_GOAL OF THE EXERCISE:_
Check each line of the data for "name" and select those that have it.

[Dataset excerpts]
════════════════════

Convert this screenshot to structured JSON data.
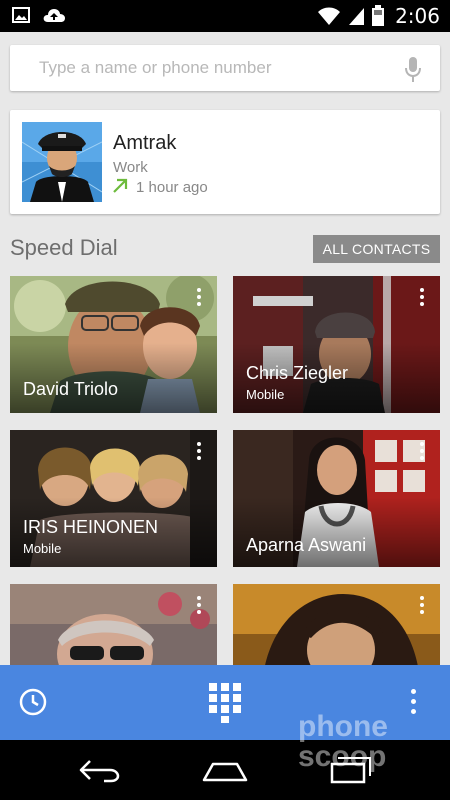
{
  "status_bar": {
    "time": "2:06"
  },
  "search": {
    "placeholder": "Type a name or phone number"
  },
  "recent_call": {
    "name": "Amtrak",
    "phone_type": "Work",
    "time_ago": "1 hour ago"
  },
  "speed_dial": {
    "title": "Speed Dial",
    "all_contacts_label": "ALL CONTACTS",
    "contacts": [
      {
        "name": "David Triolo",
        "sub": ""
      },
      {
        "name": "Chris Ziegler",
        "sub": "Mobile"
      },
      {
        "name": "IRIS HEINONEN",
        "sub": "Mobile"
      },
      {
        "name": "Aparna Aswani",
        "sub": ""
      },
      {
        "name": "",
        "sub": ""
      },
      {
        "name": "",
        "sub": ""
      }
    ]
  },
  "watermark": {
    "line1": "phone",
    "line2": "scoop"
  },
  "colors": {
    "action_bar": "#4a86e0",
    "call_arrow": "#6dbb3c",
    "all_contacts_bg": "#8a8a8a"
  },
  "icons": {
    "status_left": [
      "image-icon",
      "cloud-upload-icon"
    ],
    "status_right": [
      "wifi-icon",
      "signal-icon",
      "battery-icon"
    ],
    "search": "mic-icon",
    "action_bar": [
      "history-icon",
      "dialpad-icon",
      "overflow-menu-icon"
    ],
    "nav": [
      "back-icon",
      "home-icon",
      "recent-apps-icon"
    ]
  }
}
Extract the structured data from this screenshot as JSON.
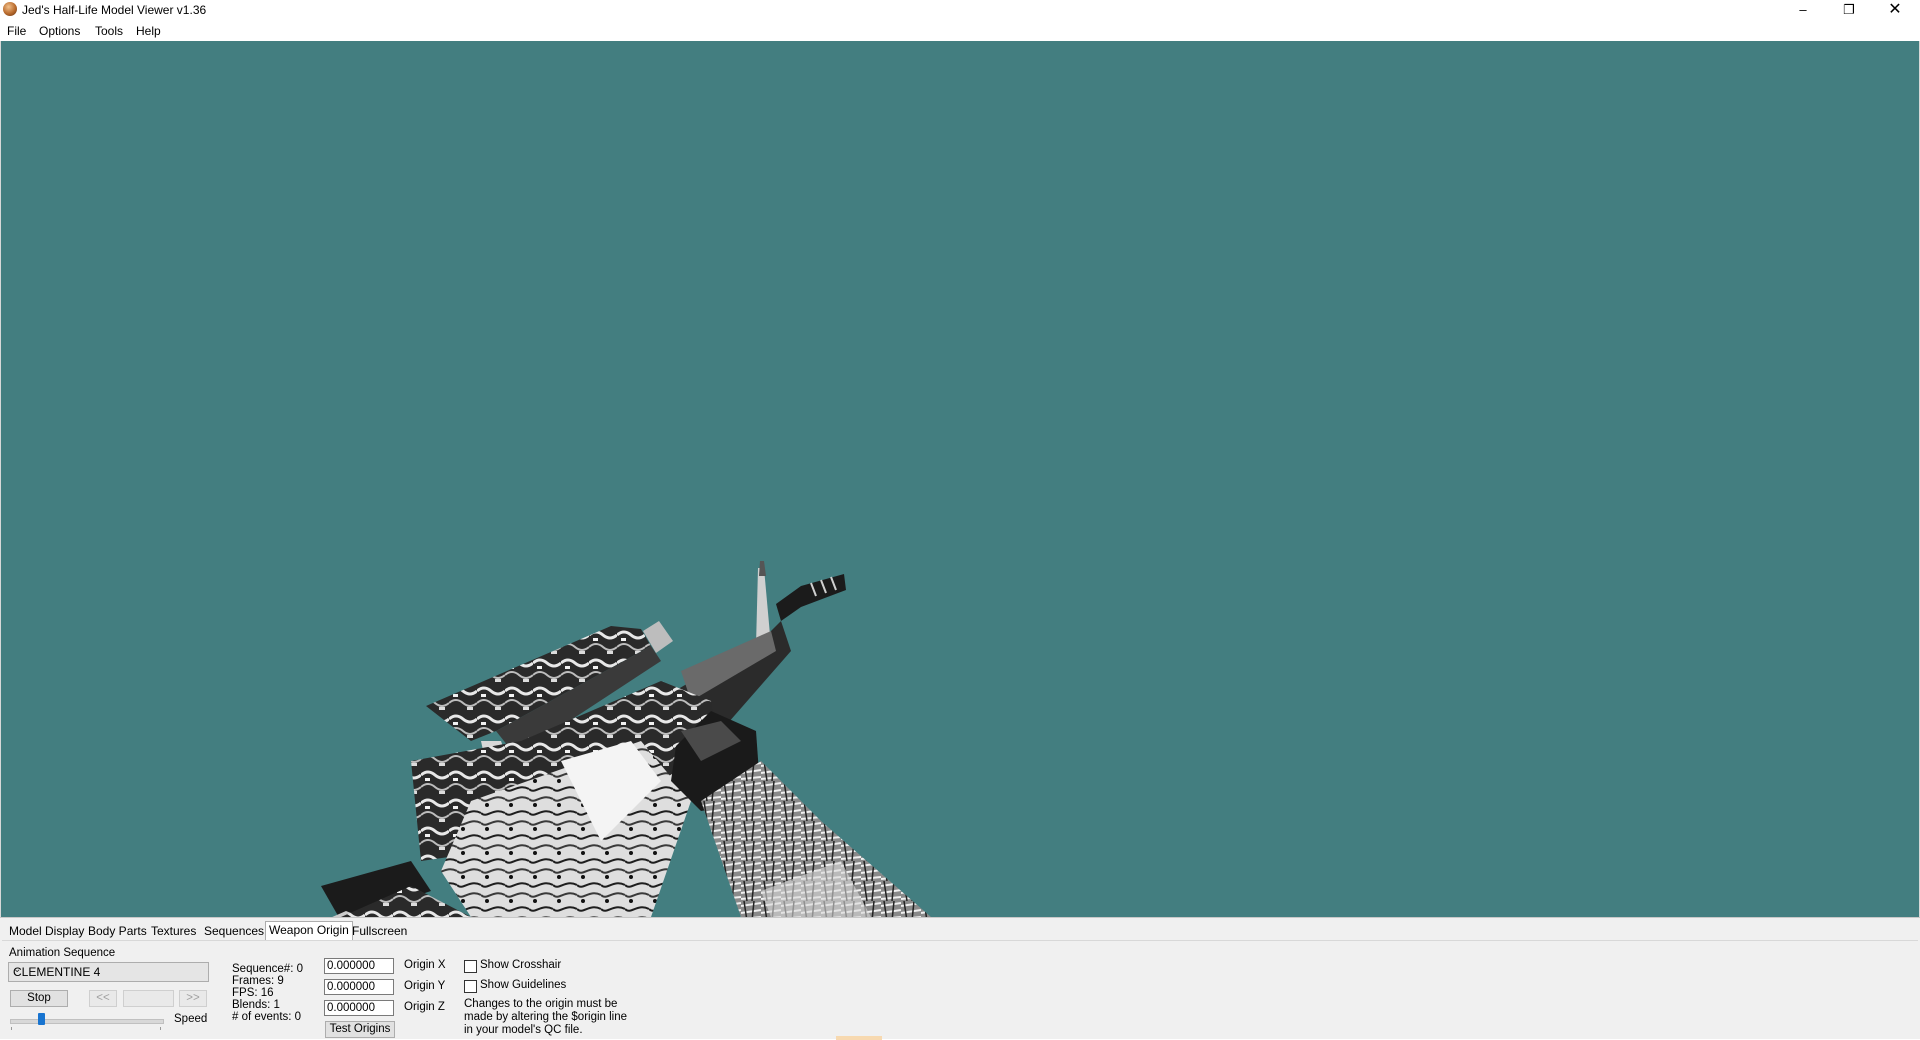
{
  "window": {
    "title": "Jed's Half-Life Model Viewer v1.36",
    "controls": {
      "minimize": "–",
      "maximize": "❐",
      "close": "✕"
    }
  },
  "menu": [
    "File",
    "Options",
    "Tools",
    "Help"
  ],
  "viewport": {
    "background": "#437e80"
  },
  "tabs": [
    "Model Display",
    "Body Parts",
    "Textures",
    "Sequences",
    "Weapon Origin",
    "Fullscreen"
  ],
  "active_tab": "Weapon Origin",
  "animation": {
    "label": "Animation Sequence",
    "selected": "CLEMENTINE 4",
    "stop_label": "Stop",
    "prev_label": "<<",
    "next_label": ">>",
    "speed_label": "Speed",
    "speed_fraction": 0.2
  },
  "sequence_info": {
    "sequence": "Sequence#: 0",
    "frames": "Frames: 9",
    "fps": "FPS: 16",
    "blends": "Blends: 1",
    "events": "# of events: 0"
  },
  "origin": {
    "x_value": "0.000000",
    "x_label": "Origin X",
    "y_value": "0.000000",
    "y_label": "Origin Y",
    "z_value": "0.000000",
    "z_label": "Origin Z",
    "test_label": "Test Origins"
  },
  "options": {
    "crosshair_label": "Show Crosshair",
    "crosshair_checked": false,
    "guidelines_label": "Show Guidelines",
    "guidelines_checked": false,
    "note_line1": "Changes to the origin must be",
    "note_line2": "made by altering the $origin line",
    "note_line3": "in your model's QC file."
  }
}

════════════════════

_RESULT OF THIS TASK:_
    "placeholder": "Type a name or phone number"
    "name": "Amtrak",
        "name": "David Triolo",
        "name": "Chris Ziegler",
        "name": "IRIS HEINONEN",
        "name": "Aparna Aswani",
        "name": "",
        "name": "",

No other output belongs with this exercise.